The latest addition to Tenerife’s Michelin Star stable is the creation of an Italian and a Chilean chef, a mouthwatering combo. We’d missed out eating at NUB in La Laguna in 2018 because the opening of the restaurant was behind schedule, and had been anticipating getting our chops around the taster menu for over a year. It lived up to the Michelin hype. Like many Michelin star restaurants, there was a heavy dose of theatre involved in the execution of the multi-faceted meal. We loved every flamboyant moment from ‘snacks in the cloud’ start to a surprise finale. Kefir cream, tomato, and goat milk tuile served in a stone and covered by a crispy Parmesan grill was star of a star-studded show.
Choco frito buttie, Arrisca e Petisca, Alcácer do Sal
It’s impossible to pick the best choco frito (fried cuttlefish) we’ve eaten this year. It’s become one of those addictive dishes we just have to eat every few weeks, so there’s a lot to choose from. One which was slightly different from the usual cuttlefish and chips was a choco frito buttie at Arrisca e Petisca beside the river in picturesque Alcácer do Sal. The tender choco was cut into little cubes which were packed into a soft roll (the Portuguese bake excellent rolls); perfect for a snack lunch with a Sagres beer and the town’s brass band adding an impromptu soundtrack.
Parmesan lolly, Hiša Raduha, Luce
There’s something refreshing about the occasionally naive approach to tourism in rural areas of Slovenia. Hiša Raduha in the riverside town of Luce is the most sophisticated restaurant for miles around, it even has two tasting menus. One has four dishes, the other six. This is where charming naivety sneaks in. Despite a quartet of dishes, diners only get a knife, fork and a spoon. We got it wrong immediately by using the spoon for a runny starter, leaving us spoon-less when it really mattered. Additionally, everyone eats at the same time. If any fellow diners opt for the six course menu, the four-coursers have to wait patiently whilst the sixers finish their extra courses. It makes the whole experience memorable, and the food is really good. A black, squid ink roll was a treat, but best of all was a Parmesan lolly amuse-bouche.

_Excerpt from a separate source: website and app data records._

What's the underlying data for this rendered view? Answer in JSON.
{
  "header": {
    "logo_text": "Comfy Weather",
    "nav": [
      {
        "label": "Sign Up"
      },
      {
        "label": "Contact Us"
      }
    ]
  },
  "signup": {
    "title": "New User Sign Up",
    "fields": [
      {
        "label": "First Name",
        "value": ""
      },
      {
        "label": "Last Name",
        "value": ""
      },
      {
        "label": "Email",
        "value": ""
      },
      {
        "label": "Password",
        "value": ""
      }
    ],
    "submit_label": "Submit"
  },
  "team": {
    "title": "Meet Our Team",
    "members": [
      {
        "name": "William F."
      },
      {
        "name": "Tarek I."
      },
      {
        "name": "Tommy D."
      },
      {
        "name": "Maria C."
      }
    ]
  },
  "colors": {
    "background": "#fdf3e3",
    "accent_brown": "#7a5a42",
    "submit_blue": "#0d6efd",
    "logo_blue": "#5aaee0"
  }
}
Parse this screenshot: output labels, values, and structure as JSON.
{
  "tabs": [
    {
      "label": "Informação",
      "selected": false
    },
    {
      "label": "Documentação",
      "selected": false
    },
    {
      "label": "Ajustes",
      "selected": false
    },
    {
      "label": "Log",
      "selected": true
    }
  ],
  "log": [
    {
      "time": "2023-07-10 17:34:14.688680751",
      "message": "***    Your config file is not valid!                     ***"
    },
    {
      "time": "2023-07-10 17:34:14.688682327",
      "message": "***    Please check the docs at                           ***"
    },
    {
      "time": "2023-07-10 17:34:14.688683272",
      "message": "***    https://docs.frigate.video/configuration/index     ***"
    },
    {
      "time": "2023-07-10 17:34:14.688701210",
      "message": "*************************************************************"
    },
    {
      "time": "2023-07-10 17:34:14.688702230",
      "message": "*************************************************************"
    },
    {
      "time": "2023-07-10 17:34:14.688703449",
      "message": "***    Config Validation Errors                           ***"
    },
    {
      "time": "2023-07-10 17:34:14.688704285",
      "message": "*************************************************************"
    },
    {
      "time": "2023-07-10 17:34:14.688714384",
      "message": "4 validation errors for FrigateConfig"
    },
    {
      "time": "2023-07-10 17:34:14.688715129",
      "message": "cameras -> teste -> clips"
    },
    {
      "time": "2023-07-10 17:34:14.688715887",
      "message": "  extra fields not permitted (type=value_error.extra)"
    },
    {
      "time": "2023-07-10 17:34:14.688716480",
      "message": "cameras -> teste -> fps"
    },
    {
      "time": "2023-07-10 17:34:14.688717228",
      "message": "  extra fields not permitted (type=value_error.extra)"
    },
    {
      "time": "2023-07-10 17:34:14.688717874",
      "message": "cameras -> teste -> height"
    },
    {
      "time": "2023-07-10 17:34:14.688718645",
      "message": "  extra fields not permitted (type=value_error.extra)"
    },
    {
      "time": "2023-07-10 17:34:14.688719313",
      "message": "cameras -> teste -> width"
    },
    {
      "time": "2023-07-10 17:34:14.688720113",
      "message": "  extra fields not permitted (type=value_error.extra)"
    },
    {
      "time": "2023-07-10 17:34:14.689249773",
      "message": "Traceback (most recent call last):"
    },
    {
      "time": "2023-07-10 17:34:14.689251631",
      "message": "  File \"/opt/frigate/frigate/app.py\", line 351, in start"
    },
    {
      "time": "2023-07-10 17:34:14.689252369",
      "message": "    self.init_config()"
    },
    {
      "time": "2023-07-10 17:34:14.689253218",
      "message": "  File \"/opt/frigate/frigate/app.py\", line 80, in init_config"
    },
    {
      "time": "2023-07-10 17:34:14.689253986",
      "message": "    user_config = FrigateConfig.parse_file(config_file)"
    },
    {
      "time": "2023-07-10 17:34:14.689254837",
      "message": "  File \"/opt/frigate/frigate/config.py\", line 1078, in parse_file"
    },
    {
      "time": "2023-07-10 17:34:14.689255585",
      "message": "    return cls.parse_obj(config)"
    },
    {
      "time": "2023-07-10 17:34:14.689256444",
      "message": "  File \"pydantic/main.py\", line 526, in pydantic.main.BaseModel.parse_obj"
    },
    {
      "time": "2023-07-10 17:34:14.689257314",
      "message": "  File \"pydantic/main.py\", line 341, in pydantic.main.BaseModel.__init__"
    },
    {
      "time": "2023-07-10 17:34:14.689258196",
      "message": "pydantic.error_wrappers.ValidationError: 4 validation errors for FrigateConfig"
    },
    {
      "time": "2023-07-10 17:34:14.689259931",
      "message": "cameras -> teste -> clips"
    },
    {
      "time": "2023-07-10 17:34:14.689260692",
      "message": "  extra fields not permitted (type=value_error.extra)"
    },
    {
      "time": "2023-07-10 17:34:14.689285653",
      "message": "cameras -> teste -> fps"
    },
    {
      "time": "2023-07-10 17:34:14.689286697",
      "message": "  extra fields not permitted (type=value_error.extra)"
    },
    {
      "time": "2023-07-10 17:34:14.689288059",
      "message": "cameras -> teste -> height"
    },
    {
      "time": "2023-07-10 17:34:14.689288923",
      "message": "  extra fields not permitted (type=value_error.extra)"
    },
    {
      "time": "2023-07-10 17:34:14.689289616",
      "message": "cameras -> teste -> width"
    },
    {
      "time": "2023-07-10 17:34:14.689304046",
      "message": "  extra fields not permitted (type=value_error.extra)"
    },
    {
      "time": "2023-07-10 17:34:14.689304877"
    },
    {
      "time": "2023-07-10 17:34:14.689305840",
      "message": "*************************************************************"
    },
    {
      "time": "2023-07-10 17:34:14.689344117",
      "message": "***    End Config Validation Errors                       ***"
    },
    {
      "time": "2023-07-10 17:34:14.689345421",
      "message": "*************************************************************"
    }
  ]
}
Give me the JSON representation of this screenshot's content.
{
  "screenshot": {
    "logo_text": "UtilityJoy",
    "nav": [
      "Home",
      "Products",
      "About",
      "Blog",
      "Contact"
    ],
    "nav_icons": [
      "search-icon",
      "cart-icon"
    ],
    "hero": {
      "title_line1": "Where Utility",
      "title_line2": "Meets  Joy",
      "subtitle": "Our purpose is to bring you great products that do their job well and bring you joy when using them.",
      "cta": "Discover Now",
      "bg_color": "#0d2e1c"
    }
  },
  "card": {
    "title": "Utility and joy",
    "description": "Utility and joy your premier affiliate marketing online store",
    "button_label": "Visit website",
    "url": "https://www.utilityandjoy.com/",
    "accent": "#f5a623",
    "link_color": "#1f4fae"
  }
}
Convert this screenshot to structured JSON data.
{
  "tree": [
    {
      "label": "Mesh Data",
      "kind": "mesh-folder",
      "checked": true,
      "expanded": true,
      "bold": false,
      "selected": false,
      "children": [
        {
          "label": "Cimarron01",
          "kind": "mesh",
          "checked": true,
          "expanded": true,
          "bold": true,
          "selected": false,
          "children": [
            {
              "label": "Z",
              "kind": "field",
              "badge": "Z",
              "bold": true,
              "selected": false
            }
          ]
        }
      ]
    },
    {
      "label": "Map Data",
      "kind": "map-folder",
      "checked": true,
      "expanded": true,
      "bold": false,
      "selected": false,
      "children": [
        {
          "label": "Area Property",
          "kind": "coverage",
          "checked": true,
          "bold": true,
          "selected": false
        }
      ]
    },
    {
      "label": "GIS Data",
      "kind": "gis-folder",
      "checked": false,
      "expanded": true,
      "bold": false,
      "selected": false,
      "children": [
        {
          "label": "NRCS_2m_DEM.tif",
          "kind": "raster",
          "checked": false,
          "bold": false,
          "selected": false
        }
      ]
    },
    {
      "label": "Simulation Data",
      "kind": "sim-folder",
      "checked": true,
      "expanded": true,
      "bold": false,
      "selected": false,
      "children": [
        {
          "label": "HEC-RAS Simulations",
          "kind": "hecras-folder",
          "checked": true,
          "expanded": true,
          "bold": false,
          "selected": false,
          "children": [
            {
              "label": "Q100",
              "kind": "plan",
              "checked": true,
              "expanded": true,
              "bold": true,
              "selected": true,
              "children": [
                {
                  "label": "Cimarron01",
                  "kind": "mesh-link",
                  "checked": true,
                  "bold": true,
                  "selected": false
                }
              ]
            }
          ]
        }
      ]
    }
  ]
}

Thai green curry, Flavors, Palmela
Flavors menus are written on azulejos, traditional Portuguese tiles, which is apt as this friendly little restaurant is part of an artistic centre which includes a tile workshop. Half the dishes involve traditional Portuguese cuisine (they do a superb selection of their version of alheira sausages) and half reflect various world cuisines, usually ones with a historical link to Portugal. It’s a restaurant we like to take visiting friends to; last time we all opted for their Thai green and red curries. Those perfumed flavours performed a sensual dance on my tongue, reminding me I didn’t eat Thai food anything like enough.
Vrony Burger, Chez Vrony, Zermatt
Vrony burgers are legendary, and very good as burgers go – big, beefy and tasty. But for a burger to be almost €30 you’d expect it to perform a song and dance routine before diving into your mouth with a flourish. The ones at Chez Vrony, on a snow-clad slope in Zermatt, don’t have to; they have something else which makes them extra special. They’re accompanied by resplendent views of the Matterhorn. Yet again, the company boosted the surreal, satisfying and unforgettable experience of paying a fortune for a burger whilst lapping up views of Toblerone Mountain and basking in warm sunshine even though temperatures were in minus part of the thermometer.
Quail egg petisco, 490 Taberna STB, Setúbal
Sometimes the simplest things can have the greatest impact. 490 Taberna STB on the main avenue in Setúbal is one of our two ‘go to’ places when we have a yen for petiscos (Portuguese tapas). Bursting forth from a savoury selection which included sautéed wild mushrooms, fried prawns, alheira croquettes, roasted black pork chorizo, and melted goat’s cheese in a tomato sauce were bite-sized portions of quail egg and presunto (cured ham) on a square of fried bread. Eating one is akin to scoffing a fried breakfast in one bite – sinfully good but only in a teensy-weensy way.